=== Exercise directions ===
Number of lines with the string "Biography" in the entries below: report it, and nothing besides.

Data records:
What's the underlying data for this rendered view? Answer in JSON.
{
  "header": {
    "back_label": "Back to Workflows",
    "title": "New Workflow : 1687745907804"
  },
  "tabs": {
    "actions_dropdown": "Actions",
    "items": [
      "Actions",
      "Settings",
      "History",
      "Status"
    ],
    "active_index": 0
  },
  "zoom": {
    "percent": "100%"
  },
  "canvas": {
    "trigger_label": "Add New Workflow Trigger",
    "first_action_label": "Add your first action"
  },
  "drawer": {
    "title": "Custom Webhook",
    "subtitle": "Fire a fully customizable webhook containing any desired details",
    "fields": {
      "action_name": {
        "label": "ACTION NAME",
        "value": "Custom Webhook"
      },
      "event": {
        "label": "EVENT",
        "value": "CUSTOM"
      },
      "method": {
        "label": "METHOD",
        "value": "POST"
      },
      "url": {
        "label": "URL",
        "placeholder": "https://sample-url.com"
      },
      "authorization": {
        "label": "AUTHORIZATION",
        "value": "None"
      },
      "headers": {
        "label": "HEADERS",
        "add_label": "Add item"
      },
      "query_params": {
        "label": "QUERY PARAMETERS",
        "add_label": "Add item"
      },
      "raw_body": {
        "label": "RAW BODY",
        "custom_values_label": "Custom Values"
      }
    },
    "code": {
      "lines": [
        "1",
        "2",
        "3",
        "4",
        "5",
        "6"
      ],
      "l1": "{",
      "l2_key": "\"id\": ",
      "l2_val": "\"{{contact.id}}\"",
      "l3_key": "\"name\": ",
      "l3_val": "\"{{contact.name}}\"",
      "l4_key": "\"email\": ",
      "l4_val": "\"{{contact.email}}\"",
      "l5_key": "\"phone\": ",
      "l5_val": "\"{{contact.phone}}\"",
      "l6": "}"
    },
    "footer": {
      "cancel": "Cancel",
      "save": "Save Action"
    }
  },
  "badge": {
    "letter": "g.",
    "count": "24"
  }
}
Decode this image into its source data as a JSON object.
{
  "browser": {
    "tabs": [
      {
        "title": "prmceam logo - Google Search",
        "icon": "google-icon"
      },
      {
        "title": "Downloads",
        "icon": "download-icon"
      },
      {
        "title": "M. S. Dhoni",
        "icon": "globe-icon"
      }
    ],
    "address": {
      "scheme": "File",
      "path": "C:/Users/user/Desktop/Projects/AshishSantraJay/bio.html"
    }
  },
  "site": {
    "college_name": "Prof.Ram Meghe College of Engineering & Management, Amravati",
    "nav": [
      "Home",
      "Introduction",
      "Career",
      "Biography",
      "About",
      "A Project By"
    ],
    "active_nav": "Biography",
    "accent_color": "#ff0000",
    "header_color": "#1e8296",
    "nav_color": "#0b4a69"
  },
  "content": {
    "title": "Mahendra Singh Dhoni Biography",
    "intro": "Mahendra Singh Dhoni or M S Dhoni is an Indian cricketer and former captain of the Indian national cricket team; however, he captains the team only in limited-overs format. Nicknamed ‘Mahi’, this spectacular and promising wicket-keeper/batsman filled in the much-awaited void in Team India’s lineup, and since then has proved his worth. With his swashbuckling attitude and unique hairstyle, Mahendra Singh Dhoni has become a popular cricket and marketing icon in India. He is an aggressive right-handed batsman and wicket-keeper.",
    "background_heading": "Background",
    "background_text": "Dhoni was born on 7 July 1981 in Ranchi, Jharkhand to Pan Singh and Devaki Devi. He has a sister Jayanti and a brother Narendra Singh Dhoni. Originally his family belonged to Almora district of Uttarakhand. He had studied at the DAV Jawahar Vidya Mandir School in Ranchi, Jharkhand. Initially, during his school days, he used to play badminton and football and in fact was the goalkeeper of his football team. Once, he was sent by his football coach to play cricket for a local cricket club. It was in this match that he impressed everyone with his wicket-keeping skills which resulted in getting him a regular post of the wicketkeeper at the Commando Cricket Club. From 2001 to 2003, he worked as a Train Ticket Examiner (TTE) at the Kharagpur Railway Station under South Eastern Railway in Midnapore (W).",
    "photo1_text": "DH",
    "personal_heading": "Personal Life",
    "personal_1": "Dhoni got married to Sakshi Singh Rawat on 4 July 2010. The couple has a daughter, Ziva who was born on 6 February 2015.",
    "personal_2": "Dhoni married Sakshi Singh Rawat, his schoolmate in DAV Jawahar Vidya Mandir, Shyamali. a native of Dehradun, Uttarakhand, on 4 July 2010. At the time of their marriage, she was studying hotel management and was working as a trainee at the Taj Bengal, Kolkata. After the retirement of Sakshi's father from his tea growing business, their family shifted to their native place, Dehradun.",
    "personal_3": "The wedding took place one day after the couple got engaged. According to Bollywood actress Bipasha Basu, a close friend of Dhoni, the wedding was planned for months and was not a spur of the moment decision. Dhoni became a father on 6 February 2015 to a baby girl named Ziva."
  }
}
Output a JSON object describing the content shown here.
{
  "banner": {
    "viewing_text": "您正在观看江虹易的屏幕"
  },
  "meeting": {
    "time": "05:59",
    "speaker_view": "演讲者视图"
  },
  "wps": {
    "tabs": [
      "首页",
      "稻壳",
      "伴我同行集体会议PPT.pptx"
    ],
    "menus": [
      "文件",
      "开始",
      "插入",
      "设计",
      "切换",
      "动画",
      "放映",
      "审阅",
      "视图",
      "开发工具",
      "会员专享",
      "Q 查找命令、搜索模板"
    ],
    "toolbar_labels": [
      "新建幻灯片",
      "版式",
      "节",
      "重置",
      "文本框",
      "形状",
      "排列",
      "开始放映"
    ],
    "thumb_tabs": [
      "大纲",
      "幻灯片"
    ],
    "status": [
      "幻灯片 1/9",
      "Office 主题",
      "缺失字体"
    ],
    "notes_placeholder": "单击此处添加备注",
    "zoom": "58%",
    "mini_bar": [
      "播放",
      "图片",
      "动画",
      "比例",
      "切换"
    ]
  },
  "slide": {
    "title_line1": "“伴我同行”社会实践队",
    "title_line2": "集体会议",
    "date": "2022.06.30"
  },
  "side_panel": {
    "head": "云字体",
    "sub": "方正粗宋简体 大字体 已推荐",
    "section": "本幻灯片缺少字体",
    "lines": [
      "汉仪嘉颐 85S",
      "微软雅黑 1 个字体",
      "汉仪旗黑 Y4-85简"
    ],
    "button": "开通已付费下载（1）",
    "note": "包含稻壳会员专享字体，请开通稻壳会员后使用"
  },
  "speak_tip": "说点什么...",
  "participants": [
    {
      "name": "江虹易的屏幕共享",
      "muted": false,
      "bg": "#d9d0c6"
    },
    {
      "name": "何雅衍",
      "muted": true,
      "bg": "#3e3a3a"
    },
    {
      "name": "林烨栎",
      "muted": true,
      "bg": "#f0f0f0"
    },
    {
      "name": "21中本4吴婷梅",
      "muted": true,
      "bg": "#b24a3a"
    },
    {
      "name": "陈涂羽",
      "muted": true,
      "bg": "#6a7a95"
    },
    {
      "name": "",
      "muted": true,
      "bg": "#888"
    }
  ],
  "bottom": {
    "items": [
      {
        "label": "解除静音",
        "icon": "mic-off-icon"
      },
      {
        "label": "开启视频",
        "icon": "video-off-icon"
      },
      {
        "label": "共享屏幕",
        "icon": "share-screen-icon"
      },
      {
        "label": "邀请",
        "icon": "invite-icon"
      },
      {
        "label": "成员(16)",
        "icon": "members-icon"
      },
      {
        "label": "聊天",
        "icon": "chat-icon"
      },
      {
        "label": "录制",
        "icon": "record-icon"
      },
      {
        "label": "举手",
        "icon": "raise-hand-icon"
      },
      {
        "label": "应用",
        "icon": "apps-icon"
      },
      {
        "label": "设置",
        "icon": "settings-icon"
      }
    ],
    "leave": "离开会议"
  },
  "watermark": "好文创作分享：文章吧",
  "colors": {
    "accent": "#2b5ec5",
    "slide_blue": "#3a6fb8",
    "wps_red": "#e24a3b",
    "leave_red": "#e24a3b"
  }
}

=== Task answer ===
3